Having outgrown his Islington studio space, where he produced his first ready-to-wear collection, Joshua went on to open his store in Spitalfields Market in 2014, where he remained until late last year. “Our clients and wearers of the brand mostly had their lives oriented around the West End. I think being where I was in Spitalfields meant that at times I was pigeonholed as an East End tailor. With the store moving into the Fitzrovia neighbourhood, we’re bringing the clothes to the wearers of the brand, instead of them coming to us. Fitzrovia is where it’s at,” he declares. “What’s made it work is all the personal relationships we’ve built. Since we opened this new space, people have responded phenomenally. There’s been a real buzz, and a huge amount of support. It’s been a team effort from friends, family and our followers, coming together to do something much bigger than we would ever havr thought possible in the beginning.” Going forward, this year will see Joshua concentrate more on his womenswear line, with his latest collection due to be showcased at London Fashion Week in February this year. “I want to further focus on the lifestyle element of the brand. I want people to realise that it can be for him and it can be for her. Fitzrovia is a door to new opportunities for us. Opening this shop really feels like the beginning in some ways.
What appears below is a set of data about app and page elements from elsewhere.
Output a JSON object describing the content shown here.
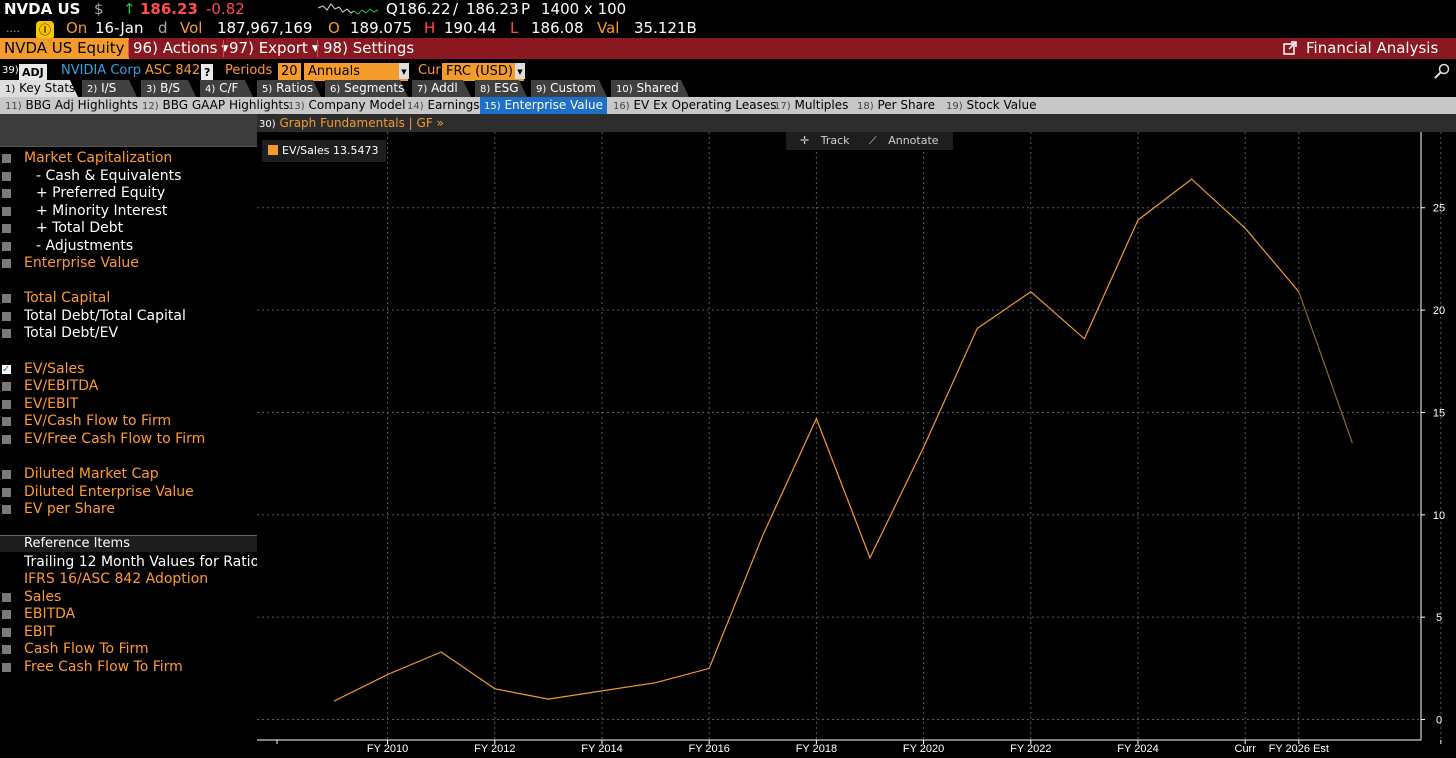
{
  "quote": {
    "ticker": "NVDA US",
    "currency_symbol": "$",
    "arrow": "↑",
    "last": "186.23",
    "change": "-0.82",
    "bid_ask_prefix": "Q",
    "bid": "186.22",
    "ask": "186.23",
    "ask_suffix": "P",
    "size": "1400 x 100",
    "dots": "....",
    "info_badge": "Ⓘ",
    "on_label": "On",
    "date": "16-Jan",
    "d_label": "d",
    "vol_label": "Vol",
    "volume": "187,967,169",
    "open_label": "O",
    "open": "189.075",
    "high_label": "H",
    "high": "190.44",
    "low_label": "L",
    "low": "186.08",
    "val_label": "Val",
    "value": "35.121B"
  },
  "toolbar": {
    "security": "NVDA US Equity",
    "actions": "96) Actions",
    "export": "97) Export",
    "settings": "98) Settings",
    "app_title": "Financial Analysis"
  },
  "company_row": {
    "num": "39)",
    "adj": "ADJ",
    "company": "NVIDIA Corp",
    "asc": "ASC 842",
    "help": "?",
    "periods_label": "Periods",
    "periods": "20",
    "period_type": "Annuals",
    "cur_label": "Cur",
    "currency": "FRC (USD)"
  },
  "tabs1": [
    {
      "n": "1)",
      "label": "Key Stats"
    },
    {
      "n": "2)",
      "label": "I/S"
    },
    {
      "n": "3)",
      "label": "B/S"
    },
    {
      "n": "4)",
      "label": "C/F"
    },
    {
      "n": "5)",
      "label": "Ratios"
    },
    {
      "n": "6)",
      "label": "Segments"
    },
    {
      "n": "7)",
      "label": "Addl"
    },
    {
      "n": "8)",
      "label": "ESG"
    },
    {
      "n": "9)",
      "label": "Custom"
    },
    {
      "n": "10)",
      "label": "Shared"
    }
  ],
  "tabs2": [
    {
      "n": "11)",
      "label": "BBG Adj Highlights"
    },
    {
      "n": "12)",
      "label": "BBG GAAP Highlights"
    },
    {
      "n": "13)",
      "label": "Company Model"
    },
    {
      "n": "14)",
      "label": "Earnings"
    },
    {
      "n": "15)",
      "label": "Enterprise Value"
    },
    {
      "n": "16)",
      "label": "EV Ex Operating Leases"
    },
    {
      "n": "17)",
      "label": "Multiples"
    },
    {
      "n": "18)",
      "label": "Per Share"
    },
    {
      "n": "19)",
      "label": "Stock Value"
    }
  ],
  "graph_bar": {
    "n": "30)",
    "label": "Graph Fundamentals | GF »"
  },
  "left_items": {
    "market_cap": "Market Capitalization",
    "cash": "- Cash & Equivalents",
    "pref": "+ Preferred Equity",
    "minority": "+ Minority Interest",
    "debt": "+ Total Debt",
    "adjust": "- Adjustments",
    "ev": "Enterprise Value",
    "total_capital": "Total Capital",
    "debt_capital": "Total Debt/Total Capital",
    "debt_ev": "Total Debt/EV",
    "ev_sales": "EV/Sales",
    "ev_ebitda": "EV/EBITDA",
    "ev_ebit": "EV/EBIT",
    "ev_cf": "EV/Cash Flow to Firm",
    "ev_fcf": "EV/Free Cash Flow to Firm",
    "diluted_mc": "Diluted Market Cap",
    "diluted_ev": "Diluted Enterprise Value",
    "ev_share": "EV per Share",
    "ref_header": "Reference Items",
    "ttm": "Trailing 12 Month Values for Ratios",
    "ifrs": "IFRS 16/ASC 842 Adoption",
    "sales": "Sales",
    "ebitda": "EBITDA",
    "ebit": "EBIT",
    "cff": "Cash Flow To Firm",
    "fcff": "Free Cash Flow To Firm"
  },
  "chart_tools": {
    "track": "Track",
    "annotate": "Annotate",
    "track_icon": "crosshair-icon",
    "annotate_icon": "pencil-icon"
  },
  "chart_data": {
    "type": "line",
    "legend": {
      "name": "EV/Sales",
      "value": "13.5473",
      "placement": "top-left"
    },
    "x": [
      "FY 2009",
      "FY 2010",
      "FY 2011",
      "FY 2012",
      "FY 2013",
      "FY 2014",
      "FY 2015",
      "FY 2016",
      "FY 2017",
      "FY 2018",
      "FY 2019",
      "FY 2020",
      "FY 2021",
      "FY 2022",
      "FY 2023",
      "FY 2024",
      "FY 2025",
      "Curr",
      "FY 2026 Est",
      "FY 2027 Est"
    ],
    "x_tick_labels": [
      "FY 2010",
      "FY 2012",
      "FY 2014",
      "FY 2016",
      "FY 2018",
      "FY 2020",
      "FY 2022",
      "FY 2024",
      "Curr",
      "FY 2026 Est"
    ],
    "series": [
      {
        "name": "EV/Sales",
        "color": "#f39b2c",
        "values": [
          0.9,
          2.2,
          3.3,
          1.5,
          1.0,
          1.4,
          1.8,
          2.5,
          9.0,
          14.7,
          7.9,
          13.3,
          19.1,
          20.9,
          18.6,
          24.4,
          26.4,
          24.0,
          20.9,
          13.5
        ]
      }
    ],
    "estimate_start": "FY 2026 Est",
    "estimate_color": "#8a6a30",
    "y_ticks": [
      0,
      5,
      10,
      15,
      20,
      25
    ],
    "ylim": [
      -1.0,
      28.7
    ],
    "grid": true,
    "colors": {
      "background": "#000000",
      "grid": "#5a5a5a",
      "axis": "#ffffff",
      "tick_label": "#ffffff"
    }
  }
}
We’re men’s & women’s tailoring with a difference – it’s as simple as that.” Fitzrovia in some ways still feels like new territory for Joshua. As he continues to build relationships from his Great Portland Street base, I’m certain that Fitzrovia’s newest tailor will flourish in the neighbourhood: there’s a perfect match between the growing brand and the evolving character of the area. Welcome to the hood, Mr Kane.